__TASK TO COMPLETE__
The answer must be an exact copy of the records, with every picture left out.

__RECORDS PROVIDED__
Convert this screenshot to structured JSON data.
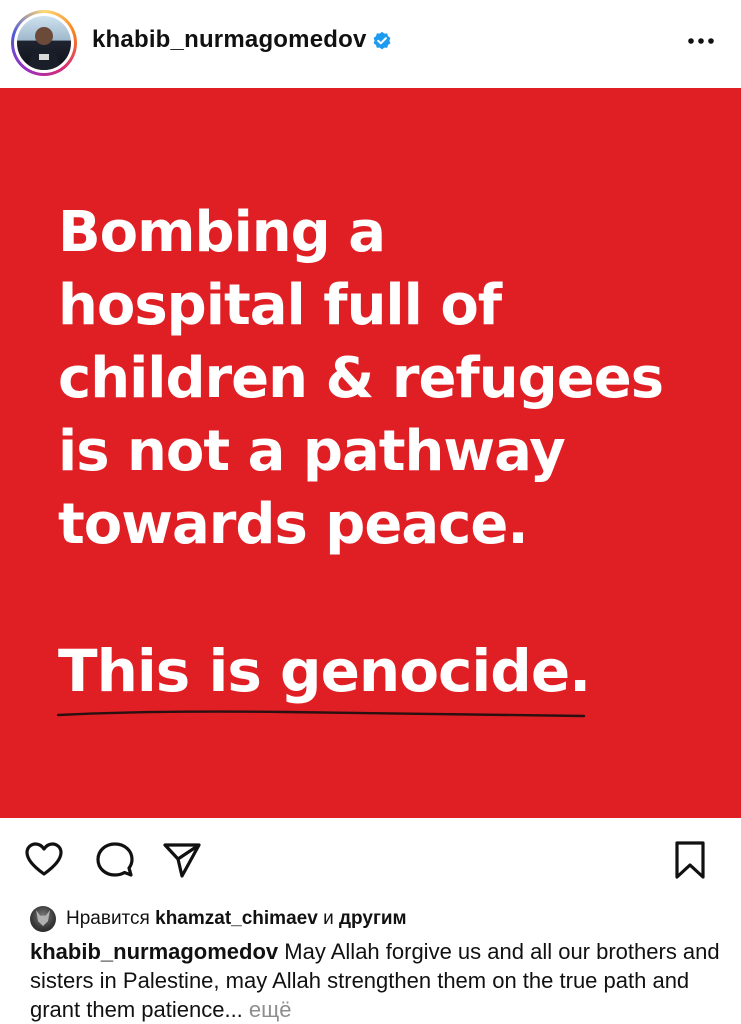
{
  "header": {
    "username": "khabib_nurmagomedov",
    "verified": true,
    "more_icon": "more-horizontal-icon"
  },
  "post": {
    "background_color": "#e01f25",
    "text_color": "#ffffff",
    "lines": [
      "Bombing a",
      "hospital full of",
      "children & refugees",
      "is not a pathway",
      "towards peace."
    ],
    "emphasis": "This is genocide."
  },
  "actions": {
    "like_icon": "heart-icon",
    "comment_icon": "comment-icon",
    "share_icon": "send-icon",
    "save_icon": "bookmark-icon"
  },
  "likes": {
    "prefix": "Нравится",
    "user": "khamzat_chimaev",
    "joiner": "и",
    "suffix": "другим"
  },
  "caption": {
    "username": "khabib_nurmagomedov",
    "text": "May Allah forgive us and all our brothers and sisters in Palestine, may Allah strengthen them on the true path and grant them patience...",
    "more_label": "ещё"
  }
}
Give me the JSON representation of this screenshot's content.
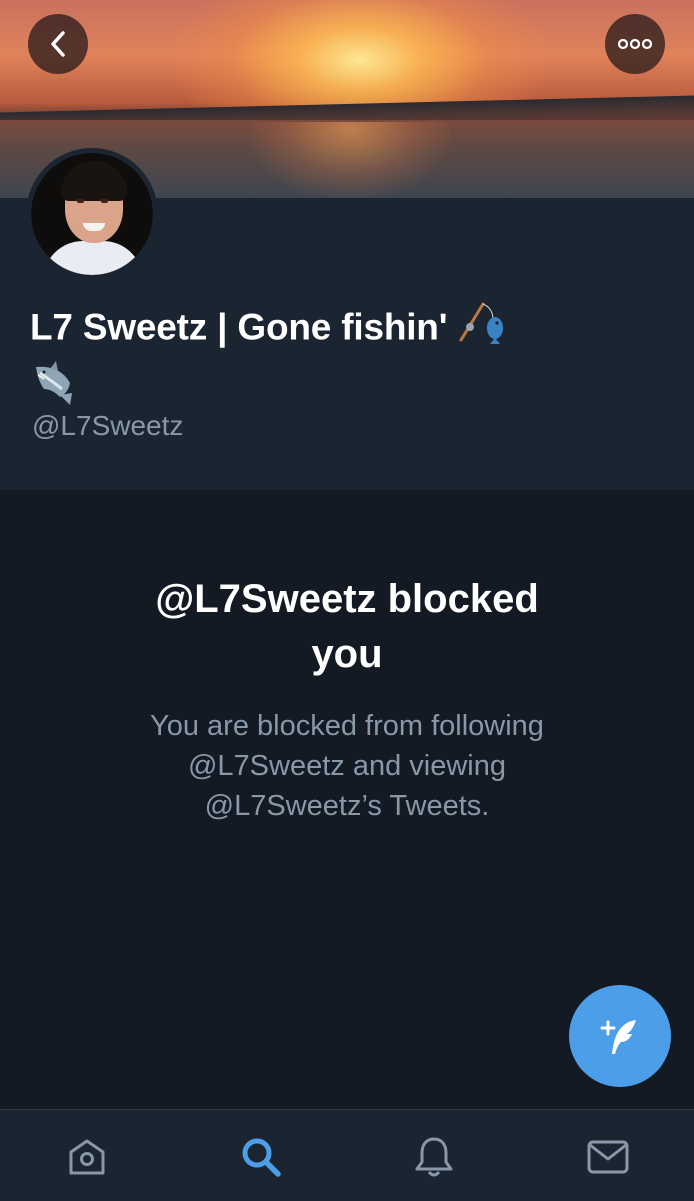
{
  "header": {
    "back_icon": "chevron-left-icon",
    "more_icon": "ellipsis-icon"
  },
  "profile": {
    "display_name": "L7 Sweetz | Gone fishin'",
    "name_emojis": [
      "fishing-pole-emoji",
      "shark-emoji"
    ],
    "handle": "@L7Sweetz"
  },
  "blocked": {
    "title_line1": "@L7Sweetz blocked",
    "title_line2": "you",
    "desc_line1": "You are blocked from following",
    "desc_line2": "@L7Sweetz and viewing",
    "desc_line3": "@L7Sweetz’s Tweets."
  },
  "compose": {
    "icon": "compose-tweet-icon"
  },
  "tabbar": {
    "items": [
      {
        "name": "home",
        "icon": "home-icon",
        "active": false
      },
      {
        "name": "search",
        "icon": "search-icon",
        "active": true
      },
      {
        "name": "notifications",
        "icon": "bell-icon",
        "active": false
      },
      {
        "name": "messages",
        "icon": "mail-icon",
        "active": false
      }
    ]
  },
  "colors": {
    "accent": "#4c9ee9",
    "background": "#141a23",
    "profile_background": "#1b2532",
    "muted_text": "#8898a8"
  }
}
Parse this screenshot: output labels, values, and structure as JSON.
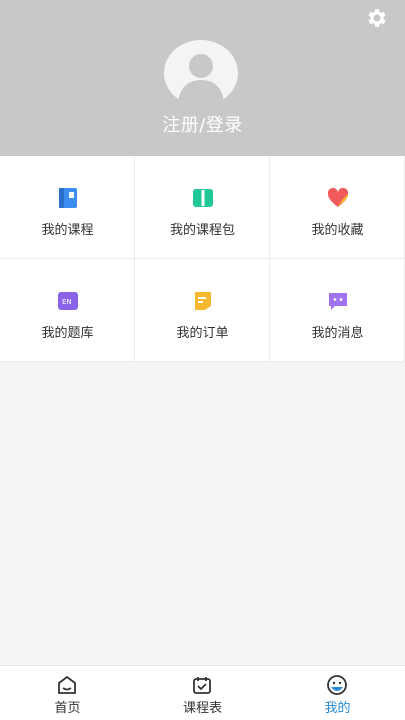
{
  "header": {
    "login_label": "注册/登录",
    "background_color": "#c8c8c8"
  },
  "grid": {
    "items": [
      {
        "label": "我的课程",
        "icon": "course-book-icon",
        "color": "#3b8df2"
      },
      {
        "label": "我的课程包",
        "icon": "course-package-icon",
        "color": "#20c997"
      },
      {
        "label": "我的收藏",
        "icon": "favorite-heart-icon",
        "color": "#f05a5a"
      },
      {
        "label": "我的题库",
        "icon": "question-bank-icon",
        "color": "#8a63e8"
      },
      {
        "label": "我的订单",
        "icon": "order-note-icon",
        "color": "#f5b82e"
      },
      {
        "label": "我的消息",
        "icon": "message-bubble-icon",
        "color": "#a273f0"
      }
    ]
  },
  "tabbar": {
    "tabs": [
      {
        "label": "首页",
        "icon": "home-icon",
        "active": false
      },
      {
        "label": "课程表",
        "icon": "calendar-icon",
        "active": false
      },
      {
        "label": "我的",
        "icon": "profile-icon",
        "active": true
      }
    ],
    "active_color": "#2a8bd6"
  }
}
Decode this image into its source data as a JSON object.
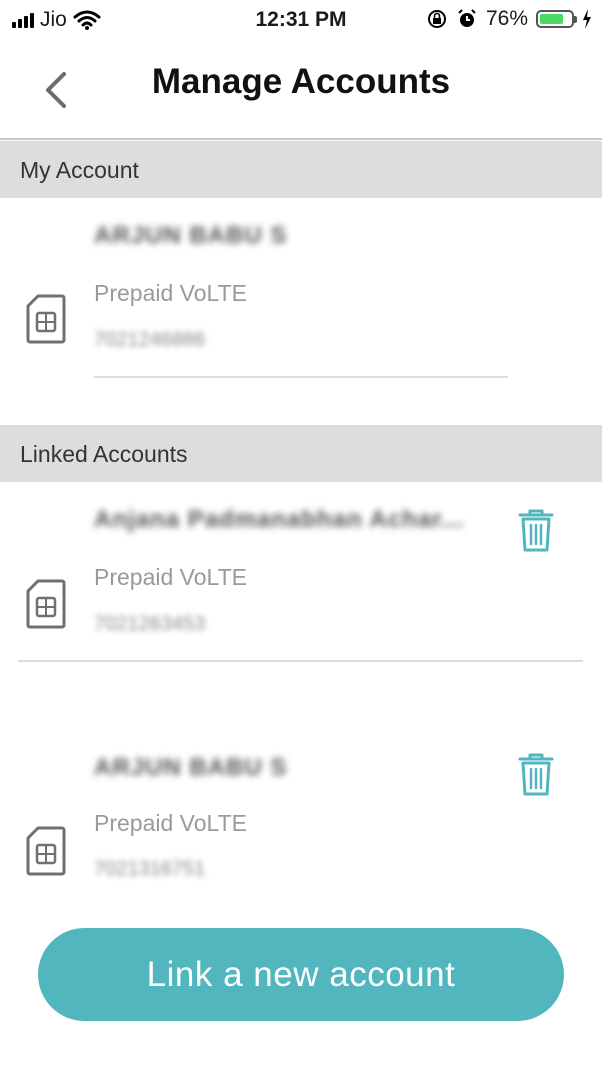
{
  "status_bar": {
    "carrier": "Jio",
    "time": "12:31 PM",
    "battery_percent": "76%",
    "battery_level": 0.76,
    "icons": [
      "signal-icon",
      "wifi-icon",
      "rotation-lock-icon",
      "alarm-icon",
      "battery-icon",
      "charging-icon"
    ]
  },
  "nav": {
    "title": "Manage Accounts",
    "back_icon": "chevron-left-icon"
  },
  "my_account": {
    "header": "My Account",
    "item": {
      "name": "ARJUN BABU S",
      "plan": "Prepaid VoLTE",
      "number": "7021246886"
    }
  },
  "linked_accounts": {
    "header": "Linked Accounts",
    "items": [
      {
        "name": "Anjana Padmanabhan Achar...",
        "plan": "Prepaid VoLTE",
        "number": "7021263453"
      },
      {
        "name": "ARJUN BABU S",
        "plan": "Prepaid VoLTE",
        "number": "7021316751"
      }
    ]
  },
  "cta": {
    "label": "Link a new account"
  },
  "colors": {
    "accent": "#52b6bf",
    "section_bg": "#dddddd",
    "battery": "#4cd964"
  }
}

__RESULT OF THIS EXERCISE__
Convert this screenshot to structured JSON data.
{
  "header": {
    "username": "khabib_nurmagomedov",
    "verified": true,
    "more_icon": "more-horizontal-icon"
  },
  "post": {
    "background_color": "#e01f25",
    "text_color": "#ffffff",
    "lines": [
      "Bombing a",
      "hospital full of",
      "children & refugees",
      "is not a pathway",
      "towards peace."
    ],
    "emphasis": "This is genocide."
  },
  "actions": {
    "like_icon": "heart-icon",
    "comment_icon": "comment-icon",
    "share_icon": "send-icon",
    "save_icon": "bookmark-icon"
  },
  "likes": {
    "prefix": "Нравится",
    "user": "khamzat_chimaev",
    "joiner": "и",
    "suffix": "другим"
  },
  "caption": {
    "username": "khabib_nurmagomedov",
    "text": "May Allah forgive us and all our brothers and sisters in Palestine, may Allah strengthen them on the true path and grant them patience...",
    "more_label": "ещё"
  }
}
Give me the JSON representation of this screenshot's content.
{
  "header": {
    "back_icon": "chevron-left-icon",
    "more_icon": "ellipsis-icon"
  },
  "profile": {
    "display_name": "L7 Sweetz | Gone fishin'",
    "name_emojis": [
      "fishing-pole-emoji",
      "shark-emoji"
    ],
    "handle": "@L7Sweetz"
  },
  "blocked": {
    "title_line1": "@L7Sweetz blocked",
    "title_line2": "you",
    "desc_line1": "You are blocked from following",
    "desc_line2": "@L7Sweetz and viewing",
    "desc_line3": "@L7Sweetz’s Tweets."
  },
  "compose": {
    "icon": "compose-tweet-icon"
  },
  "tabbar": {
    "items": [
      {
        "name": "home",
        "icon": "home-icon",
        "active": false
      },
      {
        "name": "search",
        "icon": "search-icon",
        "active": true
      },
      {
        "name": "notifications",
        "icon": "bell-icon",
        "active": false
      },
      {
        "name": "messages",
        "icon": "mail-icon",
        "active": false
      }
    ]
  },
  "colors": {
    "accent": "#4c9ee9",
    "background": "#141a23",
    "profile_background": "#1b2532",
    "muted_text": "#8898a8"
  }
}
Parse this screenshot: output labels, values, and structure as JSON.
{
  "header": {
    "login_label": "注册/登录",
    "background_color": "#c8c8c8"
  },
  "grid": {
    "items": [
      {
        "label": "我的课程",
        "icon": "course-book-icon",
        "color": "#3b8df2"
      },
      {
        "label": "我的课程包",
        "icon": "course-package-icon",
        "color": "#20c997"
      },
      {
        "label": "我的收藏",
        "icon": "favorite-heart-icon",
        "color": "#f05a5a"
      },
      {
        "label": "我的题库",
        "icon": "question-bank-icon",
        "color": "#8a63e8"
      },
      {
        "label": "我的订单",
        "icon": "order-note-icon",
        "color": "#f5b82e"
      },
      {
        "label": "我的消息",
        "icon": "message-bubble-icon",
        "color": "#a273f0"
      }
    ]
  },
  "tabbar": {
    "tabs": [
      {
        "label": "首页",
        "icon": "home-icon",
        "active": false
      },
      {
        "label": "课程表",
        "icon": "calendar-icon",
        "active": false
      },
      {
        "label": "我的",
        "icon": "profile-icon",
        "active": true
      }
    ],
    "active_color": "#2a8bd6"
  }
}
Decode this image into its source data as a JSON object.
{
  "status_bar": {
    "carrier": "Jio",
    "time": "12:31 PM",
    "battery_percent": "76%",
    "battery_level": 0.76,
    "icons": [
      "signal-icon",
      "wifi-icon",
      "rotation-lock-icon",
      "alarm-icon",
      "battery-icon",
      "charging-icon"
    ]
  },
  "nav": {
    "title": "Manage Accounts",
    "back_icon": "chevron-left-icon"
  },
  "my_account": {
    "header": "My Account",
    "item": {
      "name": "ARJUN BABU S",
      "plan": "Prepaid VoLTE",
      "number": "7021246886"
    }
  },
  "linked_accounts": {
    "header": "Linked Accounts",
    "items": [
      {
        "name": "Anjana Padmanabhan Achar...",
        "plan": "Prepaid VoLTE",
        "number": "7021263453"
      },
      {
        "name": "ARJUN BABU S",
        "plan": "Prepaid VoLTE",
        "number": "7021316751"
      }
    ]
  },
  "cta": {
    "label": "Link a new account"
  },
  "colors": {
    "accent": "#52b6bf",
    "section_bg": "#dddddd",
    "battery": "#4cd964"
  }
}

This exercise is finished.